**Problem to work on**
Please filter the data below down to the lines holding the string "קליקים".

**Given information**
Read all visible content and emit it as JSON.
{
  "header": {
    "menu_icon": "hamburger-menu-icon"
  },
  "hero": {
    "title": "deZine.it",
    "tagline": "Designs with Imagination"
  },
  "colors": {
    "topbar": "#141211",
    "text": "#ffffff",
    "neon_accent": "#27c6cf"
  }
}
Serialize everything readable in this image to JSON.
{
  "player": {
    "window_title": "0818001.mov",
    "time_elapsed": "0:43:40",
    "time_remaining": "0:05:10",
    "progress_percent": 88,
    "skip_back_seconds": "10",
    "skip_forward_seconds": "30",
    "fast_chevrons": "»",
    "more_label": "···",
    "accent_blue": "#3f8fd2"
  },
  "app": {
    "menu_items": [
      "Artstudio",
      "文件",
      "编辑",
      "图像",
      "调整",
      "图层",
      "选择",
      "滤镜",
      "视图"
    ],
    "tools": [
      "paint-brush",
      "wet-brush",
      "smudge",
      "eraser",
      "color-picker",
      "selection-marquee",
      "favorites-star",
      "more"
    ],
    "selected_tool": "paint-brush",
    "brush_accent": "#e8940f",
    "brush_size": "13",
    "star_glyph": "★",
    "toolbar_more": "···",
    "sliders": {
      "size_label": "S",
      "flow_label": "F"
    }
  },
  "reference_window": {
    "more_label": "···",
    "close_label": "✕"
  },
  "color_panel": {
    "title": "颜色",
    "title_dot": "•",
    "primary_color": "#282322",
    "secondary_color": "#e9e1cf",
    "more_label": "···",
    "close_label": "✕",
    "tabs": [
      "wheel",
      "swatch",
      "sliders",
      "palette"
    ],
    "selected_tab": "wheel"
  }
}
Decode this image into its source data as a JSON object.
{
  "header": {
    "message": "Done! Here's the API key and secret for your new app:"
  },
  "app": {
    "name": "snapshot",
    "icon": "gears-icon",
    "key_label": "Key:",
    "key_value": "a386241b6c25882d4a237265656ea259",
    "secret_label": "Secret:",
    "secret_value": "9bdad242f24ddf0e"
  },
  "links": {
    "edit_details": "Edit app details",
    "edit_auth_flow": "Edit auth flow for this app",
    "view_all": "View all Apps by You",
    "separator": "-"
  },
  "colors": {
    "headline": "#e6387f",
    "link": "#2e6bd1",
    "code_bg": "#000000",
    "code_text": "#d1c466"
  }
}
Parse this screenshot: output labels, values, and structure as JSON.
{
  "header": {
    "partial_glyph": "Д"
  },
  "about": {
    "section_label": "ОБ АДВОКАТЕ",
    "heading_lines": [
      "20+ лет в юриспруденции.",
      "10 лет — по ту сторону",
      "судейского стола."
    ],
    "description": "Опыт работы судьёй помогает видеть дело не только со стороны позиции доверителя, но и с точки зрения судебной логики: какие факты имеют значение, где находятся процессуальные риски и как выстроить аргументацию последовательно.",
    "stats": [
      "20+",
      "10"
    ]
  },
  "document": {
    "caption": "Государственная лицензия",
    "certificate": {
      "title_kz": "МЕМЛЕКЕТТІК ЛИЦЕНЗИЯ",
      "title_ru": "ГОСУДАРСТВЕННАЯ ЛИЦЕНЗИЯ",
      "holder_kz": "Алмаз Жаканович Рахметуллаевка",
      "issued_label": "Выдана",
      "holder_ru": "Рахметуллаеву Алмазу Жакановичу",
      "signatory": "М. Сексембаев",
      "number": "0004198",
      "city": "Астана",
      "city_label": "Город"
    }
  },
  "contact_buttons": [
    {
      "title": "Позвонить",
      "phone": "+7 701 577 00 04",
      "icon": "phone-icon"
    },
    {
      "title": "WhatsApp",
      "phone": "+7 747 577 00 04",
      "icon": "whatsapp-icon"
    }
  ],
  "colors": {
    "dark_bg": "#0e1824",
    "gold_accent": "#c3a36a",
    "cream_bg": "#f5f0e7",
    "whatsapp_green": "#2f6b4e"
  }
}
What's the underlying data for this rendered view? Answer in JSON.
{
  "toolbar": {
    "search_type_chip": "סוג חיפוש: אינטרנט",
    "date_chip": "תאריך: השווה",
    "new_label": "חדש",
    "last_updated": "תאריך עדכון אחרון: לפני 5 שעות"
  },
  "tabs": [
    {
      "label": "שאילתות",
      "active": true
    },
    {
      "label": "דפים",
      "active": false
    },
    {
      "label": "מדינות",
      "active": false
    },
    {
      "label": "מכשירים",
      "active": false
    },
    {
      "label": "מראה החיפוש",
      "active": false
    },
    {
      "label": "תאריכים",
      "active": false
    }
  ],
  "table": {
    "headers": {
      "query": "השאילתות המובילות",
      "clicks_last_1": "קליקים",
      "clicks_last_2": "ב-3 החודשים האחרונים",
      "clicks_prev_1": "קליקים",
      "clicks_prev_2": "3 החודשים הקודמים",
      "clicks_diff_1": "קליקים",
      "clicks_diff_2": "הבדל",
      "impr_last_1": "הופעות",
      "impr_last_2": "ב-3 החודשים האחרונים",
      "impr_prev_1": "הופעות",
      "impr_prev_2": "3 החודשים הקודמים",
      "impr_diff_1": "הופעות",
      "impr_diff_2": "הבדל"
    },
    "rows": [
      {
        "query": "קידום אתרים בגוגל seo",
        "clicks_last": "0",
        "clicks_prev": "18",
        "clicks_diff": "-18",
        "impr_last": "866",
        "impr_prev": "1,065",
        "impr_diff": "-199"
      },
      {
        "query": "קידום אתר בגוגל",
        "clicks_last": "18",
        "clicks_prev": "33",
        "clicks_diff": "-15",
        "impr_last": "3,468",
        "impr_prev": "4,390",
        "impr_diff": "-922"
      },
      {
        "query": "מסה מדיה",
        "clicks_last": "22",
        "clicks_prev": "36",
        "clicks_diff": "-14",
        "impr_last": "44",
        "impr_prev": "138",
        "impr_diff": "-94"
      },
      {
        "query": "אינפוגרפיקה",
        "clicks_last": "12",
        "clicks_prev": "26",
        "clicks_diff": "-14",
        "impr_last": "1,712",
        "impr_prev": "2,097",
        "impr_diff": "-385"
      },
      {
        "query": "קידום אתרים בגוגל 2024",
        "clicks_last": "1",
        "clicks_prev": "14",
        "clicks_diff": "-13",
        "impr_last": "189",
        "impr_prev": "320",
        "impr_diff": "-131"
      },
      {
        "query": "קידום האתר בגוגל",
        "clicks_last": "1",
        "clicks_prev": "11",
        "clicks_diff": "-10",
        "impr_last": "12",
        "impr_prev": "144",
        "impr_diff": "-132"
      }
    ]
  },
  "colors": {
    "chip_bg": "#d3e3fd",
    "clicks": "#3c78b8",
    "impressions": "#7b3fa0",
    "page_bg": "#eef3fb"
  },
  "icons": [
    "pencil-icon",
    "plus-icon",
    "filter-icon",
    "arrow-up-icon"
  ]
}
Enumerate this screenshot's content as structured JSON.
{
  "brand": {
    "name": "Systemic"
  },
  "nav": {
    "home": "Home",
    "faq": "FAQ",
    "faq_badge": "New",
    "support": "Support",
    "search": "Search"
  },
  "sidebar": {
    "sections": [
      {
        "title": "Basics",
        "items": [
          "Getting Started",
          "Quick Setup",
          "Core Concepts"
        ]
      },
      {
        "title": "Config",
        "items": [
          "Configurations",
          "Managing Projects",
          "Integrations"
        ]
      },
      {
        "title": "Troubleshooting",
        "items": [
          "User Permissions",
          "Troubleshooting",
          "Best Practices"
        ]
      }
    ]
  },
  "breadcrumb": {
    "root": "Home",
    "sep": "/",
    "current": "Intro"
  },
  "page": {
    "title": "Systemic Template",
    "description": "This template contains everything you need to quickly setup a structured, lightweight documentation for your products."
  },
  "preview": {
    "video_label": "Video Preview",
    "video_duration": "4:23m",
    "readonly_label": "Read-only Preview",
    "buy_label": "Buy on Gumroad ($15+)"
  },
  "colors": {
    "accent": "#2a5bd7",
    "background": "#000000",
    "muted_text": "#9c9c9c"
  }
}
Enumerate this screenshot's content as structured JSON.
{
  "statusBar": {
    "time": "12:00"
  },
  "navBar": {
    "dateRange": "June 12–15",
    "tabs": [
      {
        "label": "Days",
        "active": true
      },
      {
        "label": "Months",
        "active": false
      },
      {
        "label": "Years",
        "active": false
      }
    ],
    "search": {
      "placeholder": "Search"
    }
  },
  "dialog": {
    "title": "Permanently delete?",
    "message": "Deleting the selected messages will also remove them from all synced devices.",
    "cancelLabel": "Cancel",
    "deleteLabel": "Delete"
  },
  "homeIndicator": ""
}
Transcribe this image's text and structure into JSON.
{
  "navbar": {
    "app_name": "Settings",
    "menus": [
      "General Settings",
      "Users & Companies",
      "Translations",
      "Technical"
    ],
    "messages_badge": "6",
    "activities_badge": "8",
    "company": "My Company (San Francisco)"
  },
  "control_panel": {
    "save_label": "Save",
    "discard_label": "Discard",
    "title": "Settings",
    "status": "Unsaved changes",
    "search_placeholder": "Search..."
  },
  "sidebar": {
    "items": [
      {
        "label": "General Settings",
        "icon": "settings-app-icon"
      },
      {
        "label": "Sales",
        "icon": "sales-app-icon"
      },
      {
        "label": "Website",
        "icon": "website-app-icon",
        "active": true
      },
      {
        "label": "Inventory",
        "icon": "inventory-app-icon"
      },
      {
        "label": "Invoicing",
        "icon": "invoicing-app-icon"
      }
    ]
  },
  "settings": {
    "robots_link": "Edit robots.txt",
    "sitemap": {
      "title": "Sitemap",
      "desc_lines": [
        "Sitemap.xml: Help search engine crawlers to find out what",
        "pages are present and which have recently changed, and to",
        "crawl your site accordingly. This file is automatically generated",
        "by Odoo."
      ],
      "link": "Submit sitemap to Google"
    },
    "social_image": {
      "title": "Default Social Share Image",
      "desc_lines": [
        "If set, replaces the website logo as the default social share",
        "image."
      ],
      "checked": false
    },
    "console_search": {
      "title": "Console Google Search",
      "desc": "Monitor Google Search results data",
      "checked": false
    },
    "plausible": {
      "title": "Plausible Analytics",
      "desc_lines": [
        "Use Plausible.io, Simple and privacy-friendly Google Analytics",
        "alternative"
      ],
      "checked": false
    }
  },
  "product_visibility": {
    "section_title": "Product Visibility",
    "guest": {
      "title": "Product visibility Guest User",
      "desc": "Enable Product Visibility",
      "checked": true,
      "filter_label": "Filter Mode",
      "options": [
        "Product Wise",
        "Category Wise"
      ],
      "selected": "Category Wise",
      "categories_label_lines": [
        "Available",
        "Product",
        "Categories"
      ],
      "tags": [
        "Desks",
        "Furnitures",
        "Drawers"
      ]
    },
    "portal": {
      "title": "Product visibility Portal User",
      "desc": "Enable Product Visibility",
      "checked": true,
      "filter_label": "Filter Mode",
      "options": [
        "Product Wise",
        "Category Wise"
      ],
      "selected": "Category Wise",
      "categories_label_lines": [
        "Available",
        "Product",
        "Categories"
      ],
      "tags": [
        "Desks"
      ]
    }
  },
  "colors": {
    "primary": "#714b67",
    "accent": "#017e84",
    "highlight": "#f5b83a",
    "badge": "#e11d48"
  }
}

**Answer below**
      "clicks_last_1": "קליקים",
      "clicks_prev_1": "קליקים",
      "clicks_diff_1": "קליקים",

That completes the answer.